One of the greatest super-fights in the modern era of boxing is set to take place at the T-Mobile Arena in Las Vegas, Nevada, in the coming weeks, with a match-up that has been demanded by boxing fans for years.
This bout no doubt promises to deliver on what a true blockbuster sporting event should be – two athletes at the top of their profession squaring off against one another to find out who the greater competitor really is. On this occasion, which is a much-needed shot in the arm for boxing as a whole, we could witness one pugilist earn their 50th professional career victory.
Three weeks prior to that mouth-watering contest, ‘The Notorious’ Conor McGregor (0-0-0, 0 KOs) will step into the ring to make his professional boxing debut against one of the greatest boxers of all time, Floyd ‘Money’ Mayweather Jr (49-0-0, 26 KOs).
Following on from this media-hyped event, the super-fight I’m referring to is of course none other than Saul ‘Canelo’ Alvarez (49-1-1, 34 KOs) taking on Gennady ‘GGG’ Golovkin (37-0-0, 33 KOs) on 16 September.
Let me set the record straight: I’m not against the Mayweather versus McGregor event taking place. Will I be watching the fight? Yes. Do I think it’s going to be a competitive match-up? No.
Mayweather Jr and McGregor, along with their teams, are highly intelligent businessmen who know how to sell both a fight and themselves and, above all, how to make money. They are also immensely skilled elite athletes who will surely put on an intriguing contest when 26 August rolls around; however, with no world title on the line, Mayweather Jr on the decline and McGregor undertaking his maiden foray into the sport, it’s not the fight that should be getting all of the limelight.
Three weeks later at the same venue the Canelo versus GGG rivalry will finally come to a head, and although Anthony Joshua’s crushing 11th round knockout victory over Wladimir Klitschko back in April was a tremendous display of what boxing has to offer, I’m backing this fight to live up to the hype and become the standout fight of the year, if not the greatest night for boxing in recent history.

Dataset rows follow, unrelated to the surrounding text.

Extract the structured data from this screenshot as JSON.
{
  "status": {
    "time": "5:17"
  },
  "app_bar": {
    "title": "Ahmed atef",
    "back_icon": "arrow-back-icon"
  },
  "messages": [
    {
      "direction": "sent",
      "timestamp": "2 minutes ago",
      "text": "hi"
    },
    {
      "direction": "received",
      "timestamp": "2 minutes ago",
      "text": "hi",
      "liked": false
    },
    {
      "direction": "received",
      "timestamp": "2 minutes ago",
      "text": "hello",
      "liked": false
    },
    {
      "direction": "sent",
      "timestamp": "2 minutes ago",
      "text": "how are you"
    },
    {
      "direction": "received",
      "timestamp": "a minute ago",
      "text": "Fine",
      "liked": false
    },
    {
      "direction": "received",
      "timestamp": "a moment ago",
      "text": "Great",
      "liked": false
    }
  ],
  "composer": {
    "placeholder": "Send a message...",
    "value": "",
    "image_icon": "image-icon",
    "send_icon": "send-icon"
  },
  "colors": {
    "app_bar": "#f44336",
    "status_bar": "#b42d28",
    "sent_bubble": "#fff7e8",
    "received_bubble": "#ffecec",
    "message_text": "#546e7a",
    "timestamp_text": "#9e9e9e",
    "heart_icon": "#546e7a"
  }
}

It will see two incredible fighters, both currently in their prime, pit themselves against each other in a sport that they have dedicated their lives to since they were children to establish who will be crowned the true unified and undisputed king of the middleweight division.
They are also both especially entertaining fighters inside the ring, with Golovkin having produced 33 stoppage wins through his 37 professional bouts and Alvarez recording 34 victories inside the distance of his 51 encounters. With both fighters having won multiple world championship belts, GGG remains undefeated, while Canelo’s only defeat came, ironically, at the hands of Mayweather Jr in September 2013 via majority decision.
On the other hand, McGregor sports a record of zero fights, zero wins and zero knockouts in the boxing ring. In mixed martial arts (MMA), he does tally an impressive 21 victories, with 19 of those coming inside the distance, along with three defeats, which also came before time. However, MMA is a completely different sport to boxing.
Mayweather Jr proudly wears his 49-0 record, of which 26 of those victories came by way of knockout, and he is also a five-division world champion who has collected 15 major world title belts. During an amateur career in which he is believed to have amassed 84 victories inside the square circle before turning professional later that year, Money also earnt a bronze medal for the USA at the 1996 Olympic Games in Atlanta.
That McGregor can be expected to give his American opponent a tough night’s work on 26 August is just not plausible to me. The UFC star lacks the experience and the skill set to trouble someone of Mayweather’s calibre – in boxing, that is. If the fight were to take place under MMA rules, McGregor would surely dominate, but it’s Queensberry rules.
Looking at the names on Money’s record, he’s beaten everyone who has been put in front of him. The list includes numerous world champion and hall of fame boxers, such as Manny Pacquiao, Ricky Hatton and Oscar De La Hoya, who lived and breathed the sport of boxing from a young age. If those men were unable to hurt him, surely McGregor cannot.
In my eyes, the Irishman relies solely on the awkwardness of his own unpredictable style along with the hope that at 40 years of age his rival’s skills have diminished considerably.
Somehow, though, this fight is the one that continues to hold the media and public’s attention, with people from all walks of life gathering for it. The reason for this is because both fighters are far superior when it comes to self-promoting, whereas Mexican Alvarez doesn’t speak English and Kazakhstan native Golovkin prefers to let his actions in the ring do the talking.
For me the most disappointing aspect is the fact that what promises to be a landmark occasion for boxing on 16 September has been overshadowed and is in danger of sailing by unnoticed by casual and would-be fans due to the money train and media circus that is Mayweather versus McGregor.